Your task —
Count how many lines below include the word "icon". Answer with a number only.

━━━━━ Provided material

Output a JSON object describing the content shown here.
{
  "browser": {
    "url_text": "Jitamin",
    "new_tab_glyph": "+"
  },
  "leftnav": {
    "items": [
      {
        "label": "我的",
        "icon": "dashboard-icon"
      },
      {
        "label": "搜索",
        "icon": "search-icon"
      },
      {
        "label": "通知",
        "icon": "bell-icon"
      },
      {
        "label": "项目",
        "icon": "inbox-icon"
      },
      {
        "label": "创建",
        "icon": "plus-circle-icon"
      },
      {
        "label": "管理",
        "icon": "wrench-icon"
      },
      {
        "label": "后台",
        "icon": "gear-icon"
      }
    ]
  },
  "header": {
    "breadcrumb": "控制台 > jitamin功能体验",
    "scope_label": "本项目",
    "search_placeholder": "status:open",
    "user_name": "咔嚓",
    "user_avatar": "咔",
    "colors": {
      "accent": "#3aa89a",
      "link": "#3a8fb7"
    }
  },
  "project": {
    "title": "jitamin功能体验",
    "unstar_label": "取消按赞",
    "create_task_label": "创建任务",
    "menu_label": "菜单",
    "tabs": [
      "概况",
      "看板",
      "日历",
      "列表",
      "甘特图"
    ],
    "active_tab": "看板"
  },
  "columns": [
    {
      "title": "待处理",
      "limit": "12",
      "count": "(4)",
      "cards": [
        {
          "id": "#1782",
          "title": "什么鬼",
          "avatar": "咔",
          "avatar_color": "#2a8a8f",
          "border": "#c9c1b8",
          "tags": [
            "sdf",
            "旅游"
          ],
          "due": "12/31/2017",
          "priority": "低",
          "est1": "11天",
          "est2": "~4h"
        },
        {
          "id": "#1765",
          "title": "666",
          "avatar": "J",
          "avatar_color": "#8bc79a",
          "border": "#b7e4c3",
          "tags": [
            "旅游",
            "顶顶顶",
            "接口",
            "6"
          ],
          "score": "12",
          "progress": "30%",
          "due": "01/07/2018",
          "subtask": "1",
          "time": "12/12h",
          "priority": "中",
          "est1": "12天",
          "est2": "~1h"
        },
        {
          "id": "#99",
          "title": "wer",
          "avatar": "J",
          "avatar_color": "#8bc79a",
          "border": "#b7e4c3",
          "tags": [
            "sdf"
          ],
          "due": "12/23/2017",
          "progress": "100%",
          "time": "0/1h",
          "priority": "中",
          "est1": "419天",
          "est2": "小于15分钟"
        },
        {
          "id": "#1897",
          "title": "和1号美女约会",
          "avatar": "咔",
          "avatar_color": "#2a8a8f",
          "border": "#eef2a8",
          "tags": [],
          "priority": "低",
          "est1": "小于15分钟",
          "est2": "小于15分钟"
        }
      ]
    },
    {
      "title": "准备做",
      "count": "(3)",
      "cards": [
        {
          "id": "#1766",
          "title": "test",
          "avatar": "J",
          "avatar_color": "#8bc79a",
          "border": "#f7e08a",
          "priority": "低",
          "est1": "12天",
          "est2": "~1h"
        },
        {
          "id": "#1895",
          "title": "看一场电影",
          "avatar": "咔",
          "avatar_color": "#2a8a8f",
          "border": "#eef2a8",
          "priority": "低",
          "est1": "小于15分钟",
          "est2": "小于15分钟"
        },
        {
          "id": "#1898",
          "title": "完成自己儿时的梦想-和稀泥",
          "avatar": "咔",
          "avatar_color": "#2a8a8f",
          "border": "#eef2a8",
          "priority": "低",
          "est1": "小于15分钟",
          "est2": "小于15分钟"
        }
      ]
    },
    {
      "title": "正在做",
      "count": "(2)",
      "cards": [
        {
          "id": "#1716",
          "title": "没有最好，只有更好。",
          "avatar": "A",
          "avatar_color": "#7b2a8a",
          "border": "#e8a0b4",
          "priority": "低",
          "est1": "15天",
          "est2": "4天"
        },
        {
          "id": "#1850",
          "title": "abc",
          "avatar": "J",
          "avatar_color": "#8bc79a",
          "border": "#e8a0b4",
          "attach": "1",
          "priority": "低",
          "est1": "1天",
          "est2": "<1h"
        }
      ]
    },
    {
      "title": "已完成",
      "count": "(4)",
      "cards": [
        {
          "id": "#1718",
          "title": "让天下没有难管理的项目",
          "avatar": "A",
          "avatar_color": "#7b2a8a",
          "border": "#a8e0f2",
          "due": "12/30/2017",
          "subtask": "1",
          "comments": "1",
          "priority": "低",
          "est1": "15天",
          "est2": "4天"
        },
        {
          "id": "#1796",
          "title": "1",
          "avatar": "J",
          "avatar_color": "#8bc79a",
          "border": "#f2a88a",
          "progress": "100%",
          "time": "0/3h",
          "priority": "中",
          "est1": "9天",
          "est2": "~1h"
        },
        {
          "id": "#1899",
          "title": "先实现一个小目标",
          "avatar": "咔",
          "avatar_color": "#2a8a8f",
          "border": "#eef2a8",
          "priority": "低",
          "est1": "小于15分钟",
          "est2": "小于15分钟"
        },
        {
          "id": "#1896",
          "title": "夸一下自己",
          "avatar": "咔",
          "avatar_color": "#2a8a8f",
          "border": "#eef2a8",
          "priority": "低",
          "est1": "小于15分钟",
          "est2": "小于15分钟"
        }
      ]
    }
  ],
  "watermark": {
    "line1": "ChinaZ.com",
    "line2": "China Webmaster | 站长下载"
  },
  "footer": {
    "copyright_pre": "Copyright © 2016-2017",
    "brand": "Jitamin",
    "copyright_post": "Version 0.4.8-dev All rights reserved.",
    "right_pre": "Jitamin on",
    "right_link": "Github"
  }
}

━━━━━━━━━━

Solution to the problem —
7